Dec 10, 2019

A historic Jim Crow-era school building that educated African American children has received a large donation for its transformation into a museum exhibit.

From left: Mecklenburg County Manager Dena Diorio, Comissioner Susan Harden, and Chairman of the County Commission George Dunlap present a check Tuesday to Charlotte Museum of History CEO Adria Focht and trustee Fannie Flono.
Credit Michael Falero / WFAE

The donation for the Siloam School came from the Mecklenburg County government. Chairman of the County Commission George Dunlap, Comissioner Susan Harden and County Manger Dena Diorio presented a check for $125,000 to staff of the Charlotte Museum of History on Tuesday morning.

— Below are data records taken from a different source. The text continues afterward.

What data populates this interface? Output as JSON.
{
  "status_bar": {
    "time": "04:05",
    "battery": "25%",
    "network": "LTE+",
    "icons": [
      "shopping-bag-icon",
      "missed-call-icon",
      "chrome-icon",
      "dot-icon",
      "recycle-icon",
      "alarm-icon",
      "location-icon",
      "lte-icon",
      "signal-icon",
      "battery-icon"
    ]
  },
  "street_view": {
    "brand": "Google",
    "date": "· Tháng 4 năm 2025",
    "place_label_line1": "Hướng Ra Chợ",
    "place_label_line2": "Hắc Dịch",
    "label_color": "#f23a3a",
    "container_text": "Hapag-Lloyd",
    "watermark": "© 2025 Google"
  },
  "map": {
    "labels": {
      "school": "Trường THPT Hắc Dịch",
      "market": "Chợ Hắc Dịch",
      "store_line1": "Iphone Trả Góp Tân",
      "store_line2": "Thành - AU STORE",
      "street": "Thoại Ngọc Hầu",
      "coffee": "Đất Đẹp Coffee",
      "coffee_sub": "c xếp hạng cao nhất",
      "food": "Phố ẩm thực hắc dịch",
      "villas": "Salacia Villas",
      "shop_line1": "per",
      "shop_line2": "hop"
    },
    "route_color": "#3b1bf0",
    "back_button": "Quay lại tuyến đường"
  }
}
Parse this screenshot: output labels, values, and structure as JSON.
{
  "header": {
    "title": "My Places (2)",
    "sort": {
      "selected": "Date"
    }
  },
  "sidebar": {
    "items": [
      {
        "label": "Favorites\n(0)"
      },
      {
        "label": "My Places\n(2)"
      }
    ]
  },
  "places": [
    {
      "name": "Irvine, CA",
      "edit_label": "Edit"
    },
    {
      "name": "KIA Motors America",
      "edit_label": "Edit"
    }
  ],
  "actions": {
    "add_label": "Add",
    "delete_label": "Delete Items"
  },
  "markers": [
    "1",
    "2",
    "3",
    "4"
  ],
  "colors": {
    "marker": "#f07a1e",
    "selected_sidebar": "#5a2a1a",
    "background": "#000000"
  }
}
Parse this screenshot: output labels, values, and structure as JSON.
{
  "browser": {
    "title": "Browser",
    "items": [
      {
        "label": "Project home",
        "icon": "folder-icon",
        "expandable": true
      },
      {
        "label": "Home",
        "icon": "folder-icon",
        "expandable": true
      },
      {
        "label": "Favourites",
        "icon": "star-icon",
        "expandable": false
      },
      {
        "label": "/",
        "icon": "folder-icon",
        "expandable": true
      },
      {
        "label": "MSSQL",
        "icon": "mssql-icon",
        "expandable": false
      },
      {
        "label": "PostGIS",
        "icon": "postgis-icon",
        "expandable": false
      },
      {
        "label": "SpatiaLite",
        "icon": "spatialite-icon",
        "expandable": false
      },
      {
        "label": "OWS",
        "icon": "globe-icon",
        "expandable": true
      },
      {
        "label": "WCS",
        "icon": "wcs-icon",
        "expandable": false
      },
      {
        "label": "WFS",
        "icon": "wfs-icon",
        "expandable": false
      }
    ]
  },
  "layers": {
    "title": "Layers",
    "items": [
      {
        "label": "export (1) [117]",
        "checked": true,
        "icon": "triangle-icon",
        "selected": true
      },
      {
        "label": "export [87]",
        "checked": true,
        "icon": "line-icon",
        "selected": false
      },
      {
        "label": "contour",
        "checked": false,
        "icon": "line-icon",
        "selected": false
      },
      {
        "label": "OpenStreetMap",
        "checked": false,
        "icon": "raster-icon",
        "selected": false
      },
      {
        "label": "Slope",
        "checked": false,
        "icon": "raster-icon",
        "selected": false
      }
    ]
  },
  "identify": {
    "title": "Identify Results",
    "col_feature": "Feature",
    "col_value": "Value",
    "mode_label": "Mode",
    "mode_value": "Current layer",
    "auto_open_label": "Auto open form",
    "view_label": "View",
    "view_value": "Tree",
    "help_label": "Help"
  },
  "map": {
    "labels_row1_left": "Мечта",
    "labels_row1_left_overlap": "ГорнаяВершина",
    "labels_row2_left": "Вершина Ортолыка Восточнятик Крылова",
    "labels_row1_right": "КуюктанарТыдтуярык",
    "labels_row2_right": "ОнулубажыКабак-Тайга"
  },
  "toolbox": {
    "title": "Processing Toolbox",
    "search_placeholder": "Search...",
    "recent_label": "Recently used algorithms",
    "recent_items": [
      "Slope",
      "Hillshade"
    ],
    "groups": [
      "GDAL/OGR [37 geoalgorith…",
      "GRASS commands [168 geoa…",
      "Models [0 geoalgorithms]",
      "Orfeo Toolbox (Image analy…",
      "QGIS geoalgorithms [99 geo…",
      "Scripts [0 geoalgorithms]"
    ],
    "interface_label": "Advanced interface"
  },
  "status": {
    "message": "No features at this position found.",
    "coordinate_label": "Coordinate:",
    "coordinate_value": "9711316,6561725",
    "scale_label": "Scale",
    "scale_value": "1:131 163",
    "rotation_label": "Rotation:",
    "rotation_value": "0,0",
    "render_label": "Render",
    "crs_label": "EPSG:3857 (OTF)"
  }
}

Fannie Flono chairs the Museum’s committee to preserve the school. She hoped this gift would inspire other people to pitch in.

"We hope the rest of the community is going to look at this effort and say that they too, can get involved," Flono said. "I think this is a wonderful way to talk about some of the issues that we are currently facing and the racial divisiveness that is currently underway in this country."

Dunlap said he was moved to support the county's funding of the effort after Flono invited him to tour the site, which is located off West Mallard Creek Church Road and sits next to an apartment complex.

"I was overcome with emotion to know that this facility was located here, and that it was in the condition that it was in," Dunlap said.

The Charlotte Museum of History has raised $185,000 of its approximately $800,000 goal for the project after three years of fundraising. The money will allow the organization to move the building to its campus in east Charlotte and provide educational tours and programming around the exhibit.

Museum CEO Adria Focht said the city of Charlotte had also contributed $50,000.

The Siloam School is one of the last remaining Rosenwald Schools, a series of school buildings funded in part by Booker T. Washington and businessman Julius Rosenwald in the early 20th century.